A new employee will be nervous about what to do and what the expectations are for them so ensuring a smooth first day is critical in the integration process. Katie Morell writes about onboarding new employees and what to do before, during and after the new hire's first day.
On the First Day
Complete paperwork. The minute the new hire walks in the door, Meyer recommends going over the employee manual and finishing any necessary paperwork.
Meet with mentor. After the paperwork is finished, usher them into a conference room or out to lunch to meet with their mentor. Leave the room and let them talk amongst themselves, Meyer suggests.
Execute one-on-one meetings with team members. Organize 15-minute meetings with each person in the company, she adds. This works best with small companies of less than 20 people (Digital Talent Agents employs around 15 people). Instruct team members to explain what they do and how it relates to the new employee’s position. “Our new hires tell us that this is their favorite part of their first day because it gives them a basic understanding of what is going on from all parts of the company,” says Meyer.
Take them to lunch or coffee. Continue the meeting theme by personally taking them to a one-on-one lunch. If this is impossible on the first day, slot it in for the first week or 10 days.
Give them something to do. New hires are eager to contribute as soon as possible, says Regan.
“People feel horrible when they are just sitting around, not sure what to do,” he notes. “We try to get them working on something, even if it is something small, as quickly as possible.”
…More at The Essential Onboarding Checklist
Everyone hates paperwork so it is best to get that out of the way first. Nothing helps a new team member more than getting some one-on-one face time with their new team. Allowing a new hire to forge connections with their new team is invaluable for leaders seeking to develop strong teams. The best thing that a new hire can do is work.

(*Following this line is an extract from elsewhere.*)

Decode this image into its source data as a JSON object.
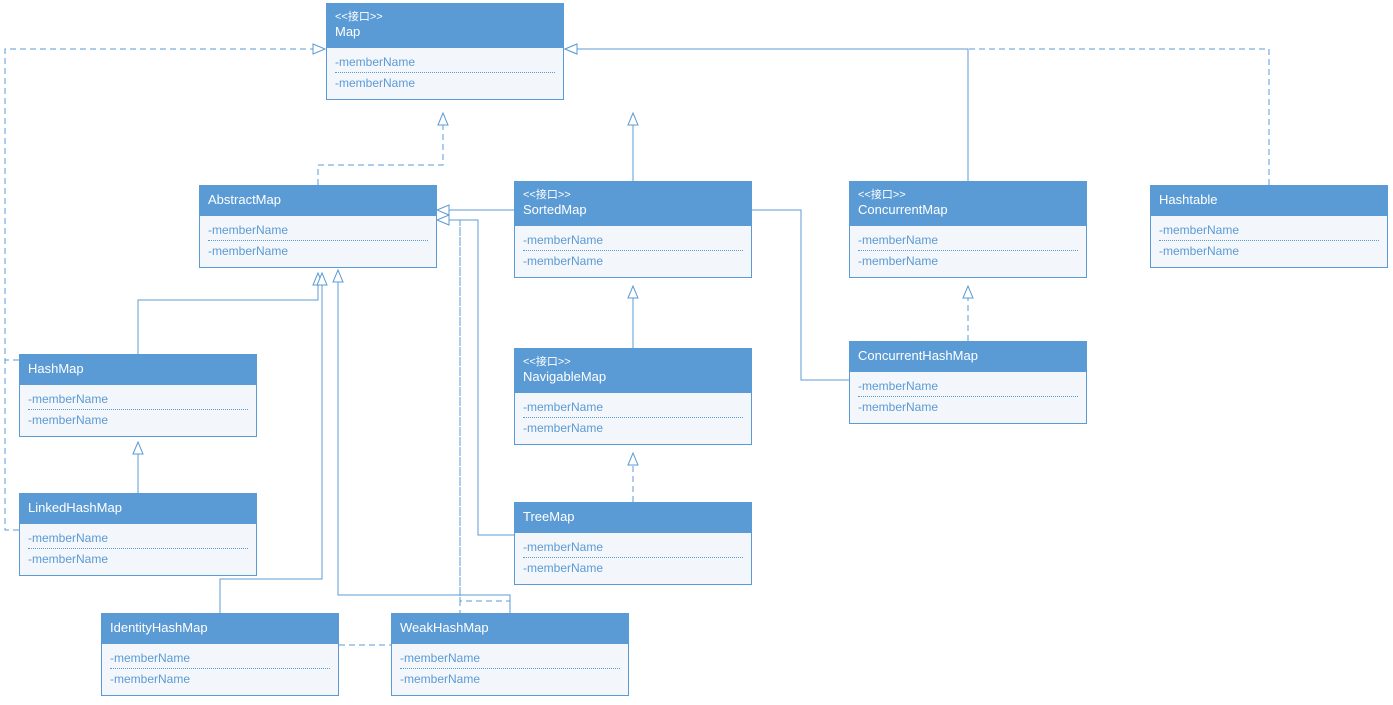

Often times new hires are very excited on their first day and will relish any task given to them so leaders need to ensure that some project is planned so they don't languish and waste all that energy.